1) Where is Syria?
Syria is a country in the Middle East, located on the Eastern shore of the Mediterranean Sea. It borders Turkey to the north, Iraq to the east, Jordan to the south, and Lebanon & Israel to the west.
2) What is Happening There?
Syria has a long and complicated history. Simply put, this crisis is a long time in the making. Former President Hafez al-Assad (the current president’s father) was known for brutal crackdowns of popular uprisings. Just ask the Muslim Brotherhood of 1982. Assad killed thousands and razed entire neighborhoods during an rebellion similar to the “Arab Spring” events of 2011 which led to this current situation. More about that later.
Another factor is the fact that the current borders were decided upon by western colonists. The westerners didn’t understand the effect of forcing various sects, tribes, cultures and religions to live together would have. As a result, tensions have been escalating for a very long time.
Syrian demonstrators shout slogans while waving former Syrian flags, currently used by the rebels, during an anti-regime protest in the northern Syrian city of Aleppo/Photo Copyright Getty Images
3) Who is Fighting Who?
Continuing the 2011 “Arab Spring” series of revolutions in middle eastern countries (Egypt & Tunisia, specifically), syrians decided to protest against the regime of President Bashar al-Assad. Acting like his father before him, Assad responded with brutality. Eventually, civilians started fighting back.

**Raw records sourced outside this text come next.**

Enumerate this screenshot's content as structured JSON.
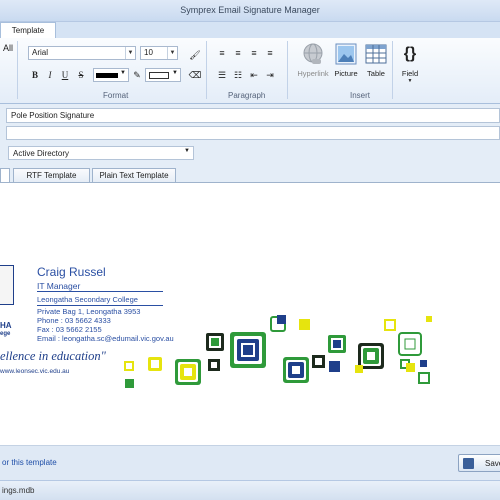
{
  "window": {
    "title": "Symprex Email Signature Manager"
  },
  "ribbon": {
    "tab_label": "Template",
    "left_cut_label": "All",
    "font_name": "Arial",
    "font_size": "10",
    "groups": {
      "format": "Format",
      "paragraph": "Paragraph",
      "insert": "Insert"
    },
    "insert_buttons": {
      "hyperlink": "Hyperlink",
      "picture": "Picture",
      "table": "Table",
      "field": "Field"
    },
    "field_glyph": "{}"
  },
  "editor": {
    "template_name": "Pole Position Signature",
    "second_field": "",
    "source_select": "Active Directory",
    "tabs": [
      "RTF Template",
      "Plain Text Template"
    ]
  },
  "signature": {
    "name": "Craig Russel",
    "position": "IT Manager",
    "company": "Leongatha Secondary College",
    "address": "Private Bag 1, Leongatha 3953",
    "phone": "Phone : 03 5662 4333",
    "fax": "Fax : 03 5662 2155",
    "email": "Email : leongatha.sc@edumail.vic.gov.au",
    "motto": "ellence in education\"",
    "website": "www.leonsec.vic.edu.au",
    "logo_text_1": "HA",
    "logo_text_2": "ege",
    "colors": {
      "green": "#2f9a3a",
      "navy": "#1f3f8a",
      "yellow": "#e6e40e",
      "dark": "#1d2a1d",
      "name_blue": "#2a4fa3"
    }
  },
  "footer": {
    "link_text": "or this template",
    "save_label": "Save"
  },
  "status": {
    "file": "ings.mdb"
  }
}
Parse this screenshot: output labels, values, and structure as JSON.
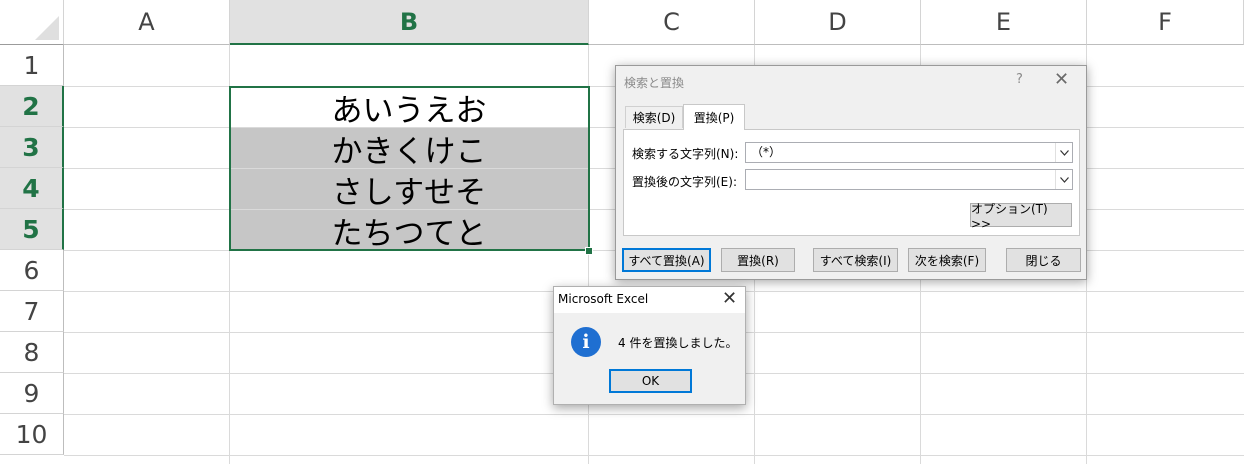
{
  "columns": [
    "A",
    "B",
    "C",
    "D",
    "E",
    "F"
  ],
  "selected_column": "B",
  "rows": [
    "1",
    "2",
    "3",
    "4",
    "5",
    "6",
    "7",
    "8",
    "9",
    "10"
  ],
  "selected_rows": [
    "2",
    "3",
    "4",
    "5"
  ],
  "cells": {
    "B2": "あいうえお",
    "B3": "かきくけこ",
    "B4": "さしすせそ",
    "B5": "たちつてと"
  },
  "colors": {
    "accent_green": "#217346",
    "filled_cell": "#c6c6c6",
    "focus_blue": "#0078d7",
    "info_icon": "#1f6fd1"
  },
  "find_replace_dialog": {
    "title": "検索と置換",
    "help": "?",
    "close": "✕",
    "tabs": [
      {
        "label": "検索(D)",
        "active": false
      },
      {
        "label": "置換(P)",
        "active": true
      }
    ],
    "find_label": "検索する文字列(N):",
    "find_value": "（*）",
    "replace_label": "置換後の文字列(E):",
    "replace_value": "",
    "options_button": "オプション(T) >>",
    "buttons": {
      "replace_all": "すべて置換(A)",
      "replace": "置換(R)",
      "find_all": "すべて検索(I)",
      "find_next": "次を検索(F)",
      "close": "閉じる"
    },
    "dropdown_icon": "chevron-down-icon"
  },
  "message_box": {
    "title": "Microsoft Excel",
    "close": "✕",
    "icon": "info-icon",
    "icon_glyph": "i",
    "message": "4 件を置換しました。",
    "ok": "OK"
  }
}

It is now a civil war. Rebel groups have formed and openly fight the Syrian Army in the streets. Recently, the government used chemical weapons against its own people, killing over a thousand men, women and children. As Syria awaits a worldwide response to the use of these weapons, foreign fighters, jihadists, and soldiers of fortune continue to joint he battle, mostly on the side of the rebels.
Syrian President Bashar al-Assad/Photo Copyright Getty Images
4) What is in it for the United States?
The U.S. wants and needs stability in the Middle East. With allies like Jordan, Israel, and a very fragile Iraq on Syria’s borders, the violence can pour over the borders and damage the countries most important to the U.S. in the region. Also, a destabilized Syria can be a very attractive home to U.S. enemies such as al Qaeda. Finally, if the regime is bold enough to use chemical weapons on its own people, and the attack goes unanswered, it will further embolden the regime to do it again… maybe against U.S. interests.
Syrian rebels stand guard as protesters wave Islamist flags during an anti-regime demonstration in the northern city of Aleppo/Photo Copyright Getty Images
5) What’s the Next Step?
With powers like Russia, China and Great Britain unwilling to help, the U.S. is discussing in Congress whether it should strike Syria to reduce Syria’s ability to produce and use chemical weapons. Hearings in the Senate and House are happening right now to make that determination. The next step is up to the president. Either way, the killing will continue, Syria will remain in turmoil, and an end is not yet in sight.
Listen to the full interview with Mike Broomhead here.